** Work required **
If a line in the data below contains "value", copy it.

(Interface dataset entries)
───
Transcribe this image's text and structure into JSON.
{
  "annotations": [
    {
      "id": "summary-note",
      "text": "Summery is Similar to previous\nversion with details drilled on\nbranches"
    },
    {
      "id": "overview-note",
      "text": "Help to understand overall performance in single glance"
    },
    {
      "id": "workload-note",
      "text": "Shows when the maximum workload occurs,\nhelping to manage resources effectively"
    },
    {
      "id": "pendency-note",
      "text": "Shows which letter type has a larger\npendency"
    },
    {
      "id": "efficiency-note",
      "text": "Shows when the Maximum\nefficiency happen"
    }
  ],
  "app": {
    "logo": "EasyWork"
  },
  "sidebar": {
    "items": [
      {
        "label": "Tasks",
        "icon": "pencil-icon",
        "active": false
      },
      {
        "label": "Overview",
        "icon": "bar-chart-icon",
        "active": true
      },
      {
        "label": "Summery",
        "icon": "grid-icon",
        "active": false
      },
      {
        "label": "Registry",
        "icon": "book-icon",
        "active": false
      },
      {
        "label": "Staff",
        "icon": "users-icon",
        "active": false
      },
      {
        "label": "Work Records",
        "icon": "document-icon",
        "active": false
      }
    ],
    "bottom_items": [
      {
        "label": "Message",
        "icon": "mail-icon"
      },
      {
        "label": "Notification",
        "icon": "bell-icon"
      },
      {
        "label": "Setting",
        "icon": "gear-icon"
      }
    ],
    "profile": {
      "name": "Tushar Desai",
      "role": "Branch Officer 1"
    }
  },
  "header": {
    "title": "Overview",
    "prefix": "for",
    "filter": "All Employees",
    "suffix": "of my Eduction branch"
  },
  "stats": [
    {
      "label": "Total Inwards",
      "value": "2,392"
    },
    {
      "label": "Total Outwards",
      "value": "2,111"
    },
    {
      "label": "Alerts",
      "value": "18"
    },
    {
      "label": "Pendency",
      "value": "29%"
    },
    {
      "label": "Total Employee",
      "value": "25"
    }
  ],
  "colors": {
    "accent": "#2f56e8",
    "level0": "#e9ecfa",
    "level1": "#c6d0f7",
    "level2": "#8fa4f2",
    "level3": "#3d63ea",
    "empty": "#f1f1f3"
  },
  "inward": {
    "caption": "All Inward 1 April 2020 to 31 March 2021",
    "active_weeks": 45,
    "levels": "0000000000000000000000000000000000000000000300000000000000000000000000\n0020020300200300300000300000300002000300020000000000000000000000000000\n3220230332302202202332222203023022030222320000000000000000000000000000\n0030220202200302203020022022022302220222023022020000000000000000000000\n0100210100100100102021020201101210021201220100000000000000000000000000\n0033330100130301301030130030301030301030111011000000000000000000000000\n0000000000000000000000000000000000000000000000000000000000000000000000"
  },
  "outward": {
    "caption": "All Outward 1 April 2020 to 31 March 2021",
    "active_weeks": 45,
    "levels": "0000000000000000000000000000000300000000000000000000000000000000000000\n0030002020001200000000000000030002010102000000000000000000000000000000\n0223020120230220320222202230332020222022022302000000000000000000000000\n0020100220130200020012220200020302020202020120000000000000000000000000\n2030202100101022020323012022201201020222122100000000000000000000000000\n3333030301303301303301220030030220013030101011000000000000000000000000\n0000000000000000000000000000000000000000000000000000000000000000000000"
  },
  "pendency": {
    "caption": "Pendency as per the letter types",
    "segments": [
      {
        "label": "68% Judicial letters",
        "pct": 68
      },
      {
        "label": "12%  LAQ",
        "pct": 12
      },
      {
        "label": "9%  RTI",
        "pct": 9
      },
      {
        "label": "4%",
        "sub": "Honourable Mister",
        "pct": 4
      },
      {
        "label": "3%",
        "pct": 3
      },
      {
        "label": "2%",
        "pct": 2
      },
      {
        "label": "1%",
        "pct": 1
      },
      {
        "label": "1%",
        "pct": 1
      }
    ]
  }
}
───
** Written reply **
      "value": "2,392"
      "value": "2,111"
      "value": "18"
      "value": "29%"
      "value": "25"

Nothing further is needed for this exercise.